About the Author
Richard ‘Dick’ Venables QPM is a retired police officer and former Detective Inspector for South Yorkshire Police. He has experience of being involved in a number of mass fatality incidents within the UK and more notably with the identification of the UK victims of the 2004 Boxing Day Tsunami. In response to this disaster he helped to establish the UKDVI team, to provide a co-ordinated response to future mass fatality incidents. Following his retirement in 2006 Venables was awarded the Queen’s Police Medal in recognition of his services.
Book review by Paul Hunter
This book is a must-read for anyone with an interest in Disaster Victim Identification (DVI). Venables provides an excellent insight and genuine account of his experiences in DVI, based upon a number of different incident deployments.
Following his promotion to Detective Inspector, Venables was given the task of developing a new method of response to mass fatality incidents – something that would turn out to be his raison d’être.
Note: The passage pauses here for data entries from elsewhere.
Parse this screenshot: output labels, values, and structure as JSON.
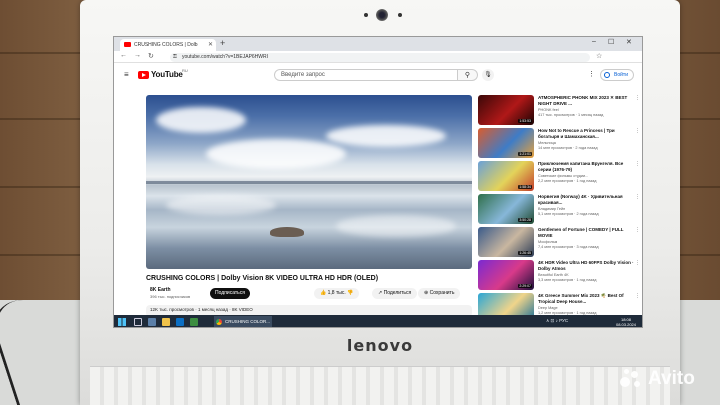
{
  "browser": {
    "tab_title": "CRUSHING COLORS | Dolb",
    "url": "youtube.com/watch?v=1BEJAP6HWRI",
    "new_tab": "+",
    "min": "–",
    "max": "☐",
    "close": "✕"
  },
  "youtube": {
    "logo_text": "YouTube",
    "country": "RU",
    "search_placeholder": "Введите запрос",
    "search_icon": "⚲",
    "mic_icon": "🎙",
    "menu_icon": "≡",
    "more_icon": "⋮",
    "signin": "Войти"
  },
  "video": {
    "title": "CRUSHING COLORS | Dolby Vision 8K VIDEO ULTRA HD HDR (OLED)",
    "channel": "8K Earth",
    "subscribers": "396 тыс. подписчиков",
    "subscribe": "Подписаться",
    "likes": "1,8 тыс.",
    "share": "Поделиться",
    "save": "Сохранить",
    "description": "12K тыс. просмотров · 1 месяц назад · 8K VIDEO"
  },
  "sidebar": [
    {
      "title": "ATMOSPHERIC PHONK MIX 2023 ✕ BEST NIGHT DRIVE ...",
      "channel": "PHONK feel",
      "meta": "417 тыс. просмотров · 1 месяц назад",
      "duration": "1:53:53",
      "colors": [
        "#3a0808",
        "#b01818",
        "#1a0303"
      ]
    },
    {
      "title": "How Not to Rescue a Princess | Три богатыря и Шамаханская...",
      "channel": "Мельница",
      "meta": "14 млн просмотров · 2 года назад",
      "duration": "1:21:01",
      "colors": [
        "#d95c2e",
        "#3e7cc7",
        "#e8a13a"
      ]
    },
    {
      "title": "Приключения капитана Врунгеля. Все серии (1976-79)",
      "channel": "Советские фильмы студии...",
      "meta": "2,2 млн просмотров · 1 год назад",
      "duration": "1:58:34",
      "colors": [
        "#6aa0d8",
        "#e3d35a",
        "#c23d2a"
      ]
    },
    {
      "title": "Норвегия (Norway) 4K · Удивительная красивая...",
      "channel": "Владимир Гейн",
      "meta": "5,1 млн просмотров · 2 года назад",
      "duration": "3:50:28",
      "colors": [
        "#2f6f4a",
        "#87b7d9",
        "#1f4a30"
      ]
    },
    {
      "title": "Gentlemen of Fortune | COMEDY | FULL MOVIE",
      "channel": "Мосфильм",
      "meta": "7,4 млн просмотров · 3 года назад",
      "duration": "1:26:45",
      "colors": [
        "#3a5a8a",
        "#c9b7a0",
        "#2a3a55"
      ]
    },
    {
      "title": "4K HDR Video Ultra HD 60FPS Dolby Vision · Dolby Atmos",
      "channel": "Beautiful Earth 4K",
      "meta": "3,3 млн просмотров · 1 год назад",
      "duration": "2:29:07",
      "colors": [
        "#7a2ad1",
        "#d83a8a",
        "#1b0f3a"
      ]
    },
    {
      "title": "4K Greece Summer Mix 2023 🌴 Best Of Tropical Deep House...",
      "channel": "Deep Mage",
      "meta": "1,2 млн просмотров · 1 год назад",
      "duration": "1:32:28",
      "colors": [
        "#2aa6d6",
        "#f0d48a",
        "#0e6a9a"
      ]
    }
  ],
  "taskbar": {
    "task_label": "CRUSHING COLOR...",
    "tray": "∧  ⊡  ♪  РУС",
    "time": "18:08",
    "date": "08.03.2024"
  },
  "device": {
    "brand": "lenovo"
  },
  "watermark": {
    "text": "Avito"
  },
  "icons": {
    "back": "←",
    "forward": "→",
    "reload": "↻",
    "lock": "⚿",
    "star": "☆",
    "like": "👍",
    "dislike": "👎",
    "share": "↗",
    "save": "⊕"
  }
}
Shaped by his experience of the 1989 Hillsborough disaster, he provides an insight into his involvement in a number of mass fatality incidents, such as the Selby rail disaster, the Morecambe Bay cockle picking deaths, the 2004 Boxing Day Tsunami and the 7/7 London bombing – including how DVI processes have developed based upon lessons learned from these events.
Venables focuses on the disaster response to the 2004 Boxing Day Tsunami throughout the book. He manages to place the reader at the scene through his immersive descriptions of the associated challenges of the DVI process and the real-life sights and smells experienced within a disaster mortuary. The harsh realities of DVI are revealed, including both the physical and psychological difficulties involved with deployment. Venables highlights the sometimes overlooked, but vitally important issue of staff welfare and describes his own personal feelings in a very honest and heartwarming manner.
The book is an absorbing account of one man’s contribution to DVI and following its publication in 2016, went on to win the People’s Book Prize the following year – a highly recommended read!